Data in this exercise:
★ ★ ★ ★ ★

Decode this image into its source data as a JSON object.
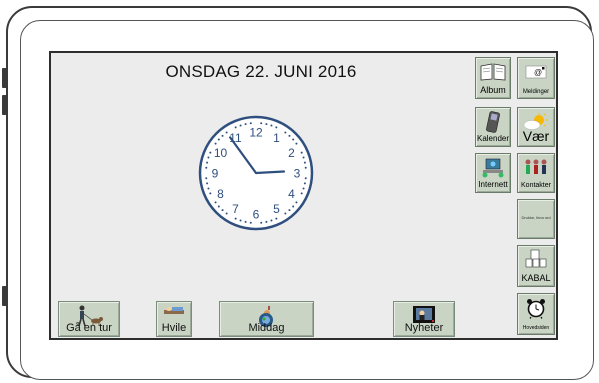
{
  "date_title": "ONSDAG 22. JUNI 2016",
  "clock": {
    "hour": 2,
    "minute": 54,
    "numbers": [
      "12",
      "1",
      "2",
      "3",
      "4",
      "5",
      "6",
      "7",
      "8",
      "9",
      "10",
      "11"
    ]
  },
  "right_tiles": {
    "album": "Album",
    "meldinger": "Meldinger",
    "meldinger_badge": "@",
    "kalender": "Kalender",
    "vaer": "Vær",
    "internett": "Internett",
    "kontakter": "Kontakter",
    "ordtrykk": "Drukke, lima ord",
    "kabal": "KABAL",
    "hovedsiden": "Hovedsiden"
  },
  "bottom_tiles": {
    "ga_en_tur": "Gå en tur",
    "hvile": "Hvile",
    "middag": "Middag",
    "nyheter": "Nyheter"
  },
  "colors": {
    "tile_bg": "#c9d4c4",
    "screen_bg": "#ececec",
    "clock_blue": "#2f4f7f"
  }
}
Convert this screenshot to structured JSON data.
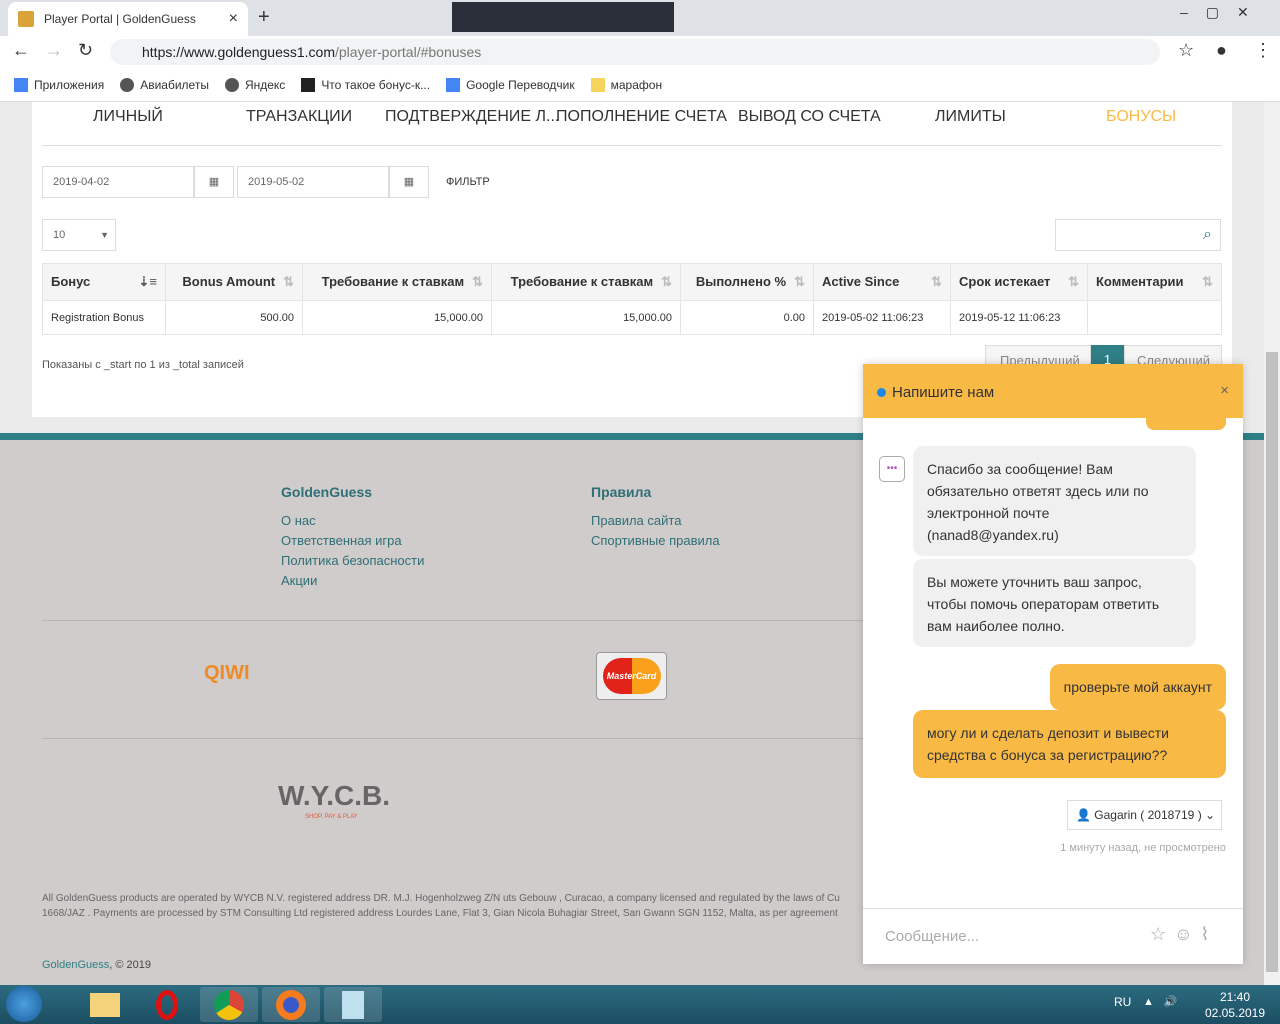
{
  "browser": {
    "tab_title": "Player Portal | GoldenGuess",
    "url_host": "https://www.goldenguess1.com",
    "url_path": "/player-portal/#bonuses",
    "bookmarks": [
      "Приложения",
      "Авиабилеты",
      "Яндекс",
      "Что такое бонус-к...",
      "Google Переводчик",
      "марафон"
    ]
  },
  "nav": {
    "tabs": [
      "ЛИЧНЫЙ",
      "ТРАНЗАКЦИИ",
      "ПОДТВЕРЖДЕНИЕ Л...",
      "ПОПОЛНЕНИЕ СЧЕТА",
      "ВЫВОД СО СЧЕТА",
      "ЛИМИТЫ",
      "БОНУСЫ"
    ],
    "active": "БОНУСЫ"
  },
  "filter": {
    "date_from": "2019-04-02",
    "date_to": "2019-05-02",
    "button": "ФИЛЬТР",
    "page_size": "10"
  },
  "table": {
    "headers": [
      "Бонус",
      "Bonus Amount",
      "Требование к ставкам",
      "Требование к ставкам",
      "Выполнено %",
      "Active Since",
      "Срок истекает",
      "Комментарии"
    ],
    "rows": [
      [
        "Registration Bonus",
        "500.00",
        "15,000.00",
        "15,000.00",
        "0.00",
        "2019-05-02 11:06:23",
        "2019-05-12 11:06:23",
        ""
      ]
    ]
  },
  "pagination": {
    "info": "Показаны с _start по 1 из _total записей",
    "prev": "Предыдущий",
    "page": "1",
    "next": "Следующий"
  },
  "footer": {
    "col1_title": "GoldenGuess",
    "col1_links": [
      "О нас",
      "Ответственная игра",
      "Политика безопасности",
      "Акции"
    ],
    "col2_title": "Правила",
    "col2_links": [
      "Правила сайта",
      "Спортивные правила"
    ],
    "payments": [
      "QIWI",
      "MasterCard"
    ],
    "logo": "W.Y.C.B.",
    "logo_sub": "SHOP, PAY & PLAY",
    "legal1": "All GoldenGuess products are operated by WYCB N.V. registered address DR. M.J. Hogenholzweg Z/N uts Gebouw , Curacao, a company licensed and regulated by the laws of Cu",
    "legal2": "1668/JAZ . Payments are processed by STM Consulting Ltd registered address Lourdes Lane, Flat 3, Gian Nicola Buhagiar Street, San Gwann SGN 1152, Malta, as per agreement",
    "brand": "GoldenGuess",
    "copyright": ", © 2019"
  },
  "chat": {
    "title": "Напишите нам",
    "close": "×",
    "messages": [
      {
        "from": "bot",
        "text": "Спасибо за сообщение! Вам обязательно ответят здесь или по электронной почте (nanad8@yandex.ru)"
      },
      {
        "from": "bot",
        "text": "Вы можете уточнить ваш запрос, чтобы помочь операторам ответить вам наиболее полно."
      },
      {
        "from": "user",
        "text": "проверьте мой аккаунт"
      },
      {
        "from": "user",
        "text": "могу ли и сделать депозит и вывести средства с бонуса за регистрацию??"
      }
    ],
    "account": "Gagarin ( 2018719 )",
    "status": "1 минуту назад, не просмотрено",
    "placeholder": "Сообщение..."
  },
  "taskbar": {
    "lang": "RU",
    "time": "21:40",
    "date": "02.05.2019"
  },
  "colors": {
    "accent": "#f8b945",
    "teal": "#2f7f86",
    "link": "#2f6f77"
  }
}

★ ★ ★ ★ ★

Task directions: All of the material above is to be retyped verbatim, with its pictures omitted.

Completed exercise:
Decode this image into its source data as a JSON object.
{
  "date_title": "ONSDAG 22. JUNI 2016",
  "clock": {
    "hour": 2,
    "minute": 54,
    "numbers": [
      "12",
      "1",
      "2",
      "3",
      "4",
      "5",
      "6",
      "7",
      "8",
      "9",
      "10",
      "11"
    ]
  },
  "right_tiles": {
    "album": "Album",
    "meldinger": "Meldinger",
    "meldinger_badge": "@",
    "kalender": "Kalender",
    "vaer": "Vær",
    "internett": "Internett",
    "kontakter": "Kontakter",
    "ordtrykk": "Drukke, lima ord",
    "kabal": "KABAL",
    "hovedsiden": "Hovedsiden"
  },
  "bottom_tiles": {
    "ga_en_tur": "Gå en tur",
    "hvile": "Hvile",
    "middag": "Middag",
    "nyheter": "Nyheter"
  },
  "colors": {
    "tile_bg": "#c9d4c4",
    "screen_bg": "#ececec",
    "clock_blue": "#2f4f7f"
  }
}
Convert this screenshot to structured JSON data.
{
  "browser": {
    "tab_title": "Player Portal | GoldenGuess",
    "url_host": "https://www.goldenguess1.com",
    "url_path": "/player-portal/#bonuses",
    "bookmarks": [
      "Приложения",
      "Авиабилеты",
      "Яндекс",
      "Что такое бонус-к...",
      "Google Переводчик",
      "марафон"
    ]
  },
  "nav": {
    "tabs": [
      "ЛИЧНЫЙ",
      "ТРАНЗАКЦИИ",
      "ПОДТВЕРЖДЕНИЕ Л...",
      "ПОПОЛНЕНИЕ СЧЕТА",
      "ВЫВОД СО СЧЕТА",
      "ЛИМИТЫ",
      "БОНУСЫ"
    ],
    "active": "БОНУСЫ"
  },
  "filter": {
    "date_from": "2019-04-02",
    "date_to": "2019-05-02",
    "button": "ФИЛЬТР",
    "page_size": "10"
  },
  "table": {
    "headers": [
      "Бонус",
      "Bonus Amount",
      "Требование к ставкам",
      "Требование к ставкам",
      "Выполнено %",
      "Active Since",
      "Срок истекает",
      "Комментарии"
    ],
    "rows": [
      [
        "Registration Bonus",
        "500.00",
        "15,000.00",
        "15,000.00",
        "0.00",
        "2019-05-02 11:06:23",
        "2019-05-12 11:06:23",
        ""
      ]
    ]
  },
  "pagination": {
    "info": "Показаны с _start по 1 из _total записей",
    "prev": "Предыдущий",
    "page": "1",
    "next": "Следующий"
  },
  "footer": {
    "col1_title": "GoldenGuess",
    "col1_links": [
      "О нас",
      "Ответственная игра",
      "Политика безопасности",
      "Акции"
    ],
    "col2_title": "Правила",
    "col2_links": [
      "Правила сайта",
      "Спортивные правила"
    ],
    "payments": [
      "QIWI",
      "MasterCard"
    ],
    "logo": "W.Y.C.B.",
    "logo_sub": "SHOP, PAY & PLAY",
    "legal1": "All GoldenGuess products are operated by WYCB N.V. registered address DR. M.J. Hogenholzweg Z/N uts Gebouw , Curacao, a company licensed and regulated by the laws of Cu",
    "legal2": "1668/JAZ . Payments are processed by STM Consulting Ltd registered address Lourdes Lane, Flat 3, Gian Nicola Buhagiar Street, San Gwann SGN 1152, Malta, as per agreement",
    "brand": "GoldenGuess",
    "copyright": ", © 2019"
  },
  "chat": {
    "title": "Напишите нам",
    "close": "×",
    "messages": [
      {
        "from": "bot",
        "text": "Спасибо за сообщение! Вам обязательно ответят здесь или по электронной почте (nanad8@yandex.ru)"
      },
      {
        "from": "bot",
        "text": "Вы можете уточнить ваш запрос, чтобы помочь операторам ответить вам наиболее полно."
      },
      {
        "from": "user",
        "text": "проверьте мой аккаунт"
      },
      {
        "from": "user",
        "text": "могу ли и сделать депозит и вывести средства с бонуса за регистрацию??"
      }
    ],
    "account": "Gagarin ( 2018719 )",
    "status": "1 минуту назад, не просмотрено",
    "placeholder": "Сообщение..."
  },
  "taskbar": {
    "lang": "RU",
    "time": "21:40",
    "date": "02.05.2019"
  },
  "colors": {
    "accent": "#f8b945",
    "teal": "#2f7f86",
    "link": "#2f6f77"
  }
}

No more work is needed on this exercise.